The full set of entries below is to be returned unchanged.

Top of Supplied data

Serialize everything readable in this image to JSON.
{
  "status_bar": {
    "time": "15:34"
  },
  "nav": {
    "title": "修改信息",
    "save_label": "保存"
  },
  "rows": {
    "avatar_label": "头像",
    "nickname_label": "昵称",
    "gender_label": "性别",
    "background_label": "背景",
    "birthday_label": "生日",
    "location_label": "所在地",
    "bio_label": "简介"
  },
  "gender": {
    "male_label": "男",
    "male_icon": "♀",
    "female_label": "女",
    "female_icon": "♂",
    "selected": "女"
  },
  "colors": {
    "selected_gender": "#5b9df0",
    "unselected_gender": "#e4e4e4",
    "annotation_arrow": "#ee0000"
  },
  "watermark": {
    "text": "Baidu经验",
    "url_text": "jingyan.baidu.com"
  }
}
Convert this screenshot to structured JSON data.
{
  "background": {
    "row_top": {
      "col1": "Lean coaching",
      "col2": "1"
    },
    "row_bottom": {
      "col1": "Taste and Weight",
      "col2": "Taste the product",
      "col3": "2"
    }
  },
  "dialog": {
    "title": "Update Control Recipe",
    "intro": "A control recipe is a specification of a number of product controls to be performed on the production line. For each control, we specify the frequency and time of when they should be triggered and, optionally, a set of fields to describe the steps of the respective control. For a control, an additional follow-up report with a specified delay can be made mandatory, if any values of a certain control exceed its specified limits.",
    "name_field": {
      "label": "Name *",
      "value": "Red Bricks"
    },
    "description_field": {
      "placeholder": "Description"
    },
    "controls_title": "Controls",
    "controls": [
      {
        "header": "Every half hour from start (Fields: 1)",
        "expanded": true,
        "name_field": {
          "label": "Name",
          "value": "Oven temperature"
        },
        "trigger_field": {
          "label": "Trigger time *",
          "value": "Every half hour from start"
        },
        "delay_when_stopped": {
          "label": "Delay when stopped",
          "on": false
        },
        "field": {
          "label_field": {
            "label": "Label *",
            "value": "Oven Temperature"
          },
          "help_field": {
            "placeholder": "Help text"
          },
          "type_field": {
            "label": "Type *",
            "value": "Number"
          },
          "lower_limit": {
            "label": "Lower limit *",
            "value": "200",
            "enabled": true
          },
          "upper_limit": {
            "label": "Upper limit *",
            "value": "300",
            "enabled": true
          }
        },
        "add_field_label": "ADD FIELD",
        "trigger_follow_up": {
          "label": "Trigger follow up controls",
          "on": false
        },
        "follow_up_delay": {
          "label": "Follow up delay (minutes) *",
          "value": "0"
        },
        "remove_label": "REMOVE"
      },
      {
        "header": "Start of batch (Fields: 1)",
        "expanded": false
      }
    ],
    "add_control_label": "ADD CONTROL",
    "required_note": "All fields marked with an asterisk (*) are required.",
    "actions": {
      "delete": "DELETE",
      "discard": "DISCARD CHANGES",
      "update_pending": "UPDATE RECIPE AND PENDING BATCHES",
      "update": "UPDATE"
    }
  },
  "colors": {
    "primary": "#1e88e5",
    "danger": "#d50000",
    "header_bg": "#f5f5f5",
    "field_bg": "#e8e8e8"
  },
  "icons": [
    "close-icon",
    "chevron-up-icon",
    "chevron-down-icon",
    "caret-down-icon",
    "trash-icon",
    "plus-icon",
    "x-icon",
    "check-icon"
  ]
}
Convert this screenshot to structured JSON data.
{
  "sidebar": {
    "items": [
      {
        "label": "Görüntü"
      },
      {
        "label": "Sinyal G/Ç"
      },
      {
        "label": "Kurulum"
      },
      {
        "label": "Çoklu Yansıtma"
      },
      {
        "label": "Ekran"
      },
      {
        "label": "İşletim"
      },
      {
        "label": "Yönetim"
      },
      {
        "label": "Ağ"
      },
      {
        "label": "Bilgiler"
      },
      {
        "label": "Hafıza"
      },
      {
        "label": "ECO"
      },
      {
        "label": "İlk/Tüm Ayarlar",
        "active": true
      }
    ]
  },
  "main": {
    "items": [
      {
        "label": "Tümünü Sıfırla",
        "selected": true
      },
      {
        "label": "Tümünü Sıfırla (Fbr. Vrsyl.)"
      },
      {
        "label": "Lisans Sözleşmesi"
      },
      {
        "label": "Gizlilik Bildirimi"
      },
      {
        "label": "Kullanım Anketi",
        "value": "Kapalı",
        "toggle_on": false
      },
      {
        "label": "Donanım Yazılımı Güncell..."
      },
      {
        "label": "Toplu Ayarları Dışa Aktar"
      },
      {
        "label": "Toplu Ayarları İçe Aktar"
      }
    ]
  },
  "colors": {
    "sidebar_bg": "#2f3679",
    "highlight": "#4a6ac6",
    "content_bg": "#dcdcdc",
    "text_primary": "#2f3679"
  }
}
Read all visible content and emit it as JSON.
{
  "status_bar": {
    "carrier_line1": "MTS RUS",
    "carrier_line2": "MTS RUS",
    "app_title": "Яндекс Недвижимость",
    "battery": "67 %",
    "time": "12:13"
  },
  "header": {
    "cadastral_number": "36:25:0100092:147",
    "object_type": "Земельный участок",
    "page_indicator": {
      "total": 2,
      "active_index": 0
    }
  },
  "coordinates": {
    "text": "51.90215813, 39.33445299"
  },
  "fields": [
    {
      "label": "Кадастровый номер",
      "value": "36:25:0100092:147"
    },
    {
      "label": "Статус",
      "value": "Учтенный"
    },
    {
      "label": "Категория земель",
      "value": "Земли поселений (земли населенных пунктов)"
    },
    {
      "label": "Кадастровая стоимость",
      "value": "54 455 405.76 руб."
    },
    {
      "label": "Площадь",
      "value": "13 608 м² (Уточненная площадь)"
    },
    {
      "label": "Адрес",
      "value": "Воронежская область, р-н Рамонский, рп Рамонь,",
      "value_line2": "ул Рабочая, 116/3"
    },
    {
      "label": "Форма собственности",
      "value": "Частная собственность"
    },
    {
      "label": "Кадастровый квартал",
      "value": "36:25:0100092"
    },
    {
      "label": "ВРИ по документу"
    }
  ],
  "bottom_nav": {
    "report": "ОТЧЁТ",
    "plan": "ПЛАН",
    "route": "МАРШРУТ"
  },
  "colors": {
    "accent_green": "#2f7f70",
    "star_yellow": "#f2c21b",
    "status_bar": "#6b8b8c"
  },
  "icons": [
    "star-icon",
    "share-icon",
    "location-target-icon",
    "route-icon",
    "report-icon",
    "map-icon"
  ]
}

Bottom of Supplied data

Answer below:
Serialize everything readable in this image to JSON.
{
  "status_bar": {
    "time": "15:34"
  },
  "nav": {
    "title": "修改信息",
    "save_label": "保存"
  },
  "rows": {
    "avatar_label": "头像",
    "nickname_label": "昵称",
    "gender_label": "性别",
    "background_label": "背景",
    "birthday_label": "生日",
    "location_label": "所在地",
    "bio_label": "简介"
  },
  "gender": {
    "male_label": "男",
    "male_icon": "♀",
    "female_label": "女",
    "female_icon": "♂",
    "selected": "女"
  },
  "colors": {
    "selected_gender": "#5b9df0",
    "unselected_gender": "#e4e4e4",
    "annotation_arrow": "#ee0000"
  },
  "watermark": {
    "text": "Baidu经验",
    "url_text": "jingyan.baidu.com"
  }
}
Convert this screenshot to structured JSON data.
{
  "background": {
    "row_top": {
      "col1": "Lean coaching",
      "col2": "1"
    },
    "row_bottom": {
      "col1": "Taste and Weight",
      "col2": "Taste the product",
      "col3": "2"
    }
  },
  "dialog": {
    "title": "Update Control Recipe",
    "intro": "A control recipe is a specification of a number of product controls to be performed on the production line. For each control, we specify the frequency and time of when they should be triggered and, optionally, a set of fields to describe the steps of the respective control. For a control, an additional follow-up report with a specified delay can be made mandatory, if any values of a certain control exceed its specified limits.",
    "name_field": {
      "label": "Name *",
      "value": "Red Bricks"
    },
    "description_field": {
      "placeholder": "Description"
    },
    "controls_title": "Controls",
    "controls": [
      {
        "header": "Every half hour from start (Fields: 1)",
        "expanded": true,
        "name_field": {
          "label": "Name",
          "value": "Oven temperature"
        },
        "trigger_field": {
          "label": "Trigger time *",
          "value": "Every half hour from start"
        },
        "delay_when_stopped": {
          "label": "Delay when stopped",
          "on": false
        },
        "field": {
          "label_field": {
            "label": "Label *",
            "value": "Oven Temperature"
          },
          "help_field": {
            "placeholder": "Help text"
          },
          "type_field": {
            "label": "Type *",
            "value": "Number"
          },
          "lower_limit": {
            "label": "Lower limit *",
            "value": "200",
            "enabled": true
          },
          "upper_limit": {
            "label": "Upper limit *",
            "value": "300",
            "enabled": true
          }
        },
        "add_field_label": "ADD FIELD",
        "trigger_follow_up": {
          "label": "Trigger follow up controls",
          "on": false
        },
        "follow_up_delay": {
          "label": "Follow up delay (minutes) *",
          "value": "0"
        },
        "remove_label": "REMOVE"
      },
      {
        "header": "Start of batch (Fields: 1)",
        "expanded": false
      }
    ],
    "add_control_label": "ADD CONTROL",
    "required_note": "All fields marked with an asterisk (*) are required.",
    "actions": {
      "delete": "DELETE",
      "discard": "DISCARD CHANGES",
      "update_pending": "UPDATE RECIPE AND PENDING BATCHES",
      "update": "UPDATE"
    }
  },
  "colors": {
    "primary": "#1e88e5",
    "danger": "#d50000",
    "header_bg": "#f5f5f5",
    "field_bg": "#e8e8e8"
  },
  "icons": [
    "close-icon",
    "chevron-up-icon",
    "chevron-down-icon",
    "caret-down-icon",
    "trash-icon",
    "plus-icon",
    "x-icon",
    "check-icon"
  ]
}
Convert this screenshot to structured JSON data.
{
  "sidebar": {
    "items": [
      {
        "label": "Görüntü"
      },
      {
        "label": "Sinyal G/Ç"
      },
      {
        "label": "Kurulum"
      },
      {
        "label": "Çoklu Yansıtma"
      },
      {
        "label": "Ekran"
      },
      {
        "label": "İşletim"
      },
      {
        "label": "Yönetim"
      },
      {
        "label": "Ağ"
      },
      {
        "label": "Bilgiler"
      },
      {
        "label": "Hafıza"
      },
      {
        "label": "ECO"
      },
      {
        "label": "İlk/Tüm Ayarlar",
        "active": true
      }
    ]
  },
  "main": {
    "items": [
      {
        "label": "Tümünü Sıfırla",
        "selected": true
      },
      {
        "label": "Tümünü Sıfırla (Fbr. Vrsyl.)"
      },
      {
        "label": "Lisans Sözleşmesi"
      },
      {
        "label": "Gizlilik Bildirimi"
      },
      {
        "label": "Kullanım Anketi",
        "value": "Kapalı",
        "toggle_on": false
      },
      {
        "label": "Donanım Yazılımı Güncell..."
      },
      {
        "label": "Toplu Ayarları Dışa Aktar"
      },
      {
        "label": "Toplu Ayarları İçe Aktar"
      }
    ]
  },
  "colors": {
    "sidebar_bg": "#2f3679",
    "highlight": "#4a6ac6",
    "content_bg": "#dcdcdc",
    "text_primary": "#2f3679"
  }
}
Read all visible content and emit it as JSON.
{
  "status_bar": {
    "carrier_line1": "MTS RUS",
    "carrier_line2": "MTS RUS",
    "app_title": "Яндекс Недвижимость",
    "battery": "67 %",
    "time": "12:13"
  },
  "header": {
    "cadastral_number": "36:25:0100092:147",
    "object_type": "Земельный участок",
    "page_indicator": {
      "total": 2,
      "active_index": 0
    }
  },
  "coordinates": {
    "text": "51.90215813, 39.33445299"
  },
  "fields": [
    {
      "label": "Кадастровый номер",
      "value": "36:25:0100092:147"
    },
    {
      "label": "Статус",
      "value": "Учтенный"
    },
    {
      "label": "Категория земель",
      "value": "Земли поселений (земли населенных пунктов)"
    },
    {
      "label": "Кадастровая стоимость",
      "value": "54 455 405.76 руб."
    },
    {
      "label": "Площадь",
      "value": "13 608 м² (Уточненная площадь)"
    },
    {
      "label": "Адрес",
      "value": "Воронежская область, р-н Рамонский, рп Рамонь,",
      "value_line2": "ул Рабочая, 116/3"
    },
    {
      "label": "Форма собственности",
      "value": "Частная собственность"
    },
    {
      "label": "Кадастровый квартал",
      "value": "36:25:0100092"
    },
    {
      "label": "ВРИ по документу"
    }
  ],
  "bottom_nav": {
    "report": "ОТЧЁТ",
    "plan": "ПЛАН",
    "route": "МАРШРУТ"
  },
  "colors": {
    "accent_green": "#2f7f70",
    "star_yellow": "#f2c21b",
    "status_bar": "#6b8b8c"
  },
  "icons": [
    "star-icon",
    "share-icon",
    "location-target-icon",
    "route-icon",
    "report-icon",
    "map-icon"
  ]
}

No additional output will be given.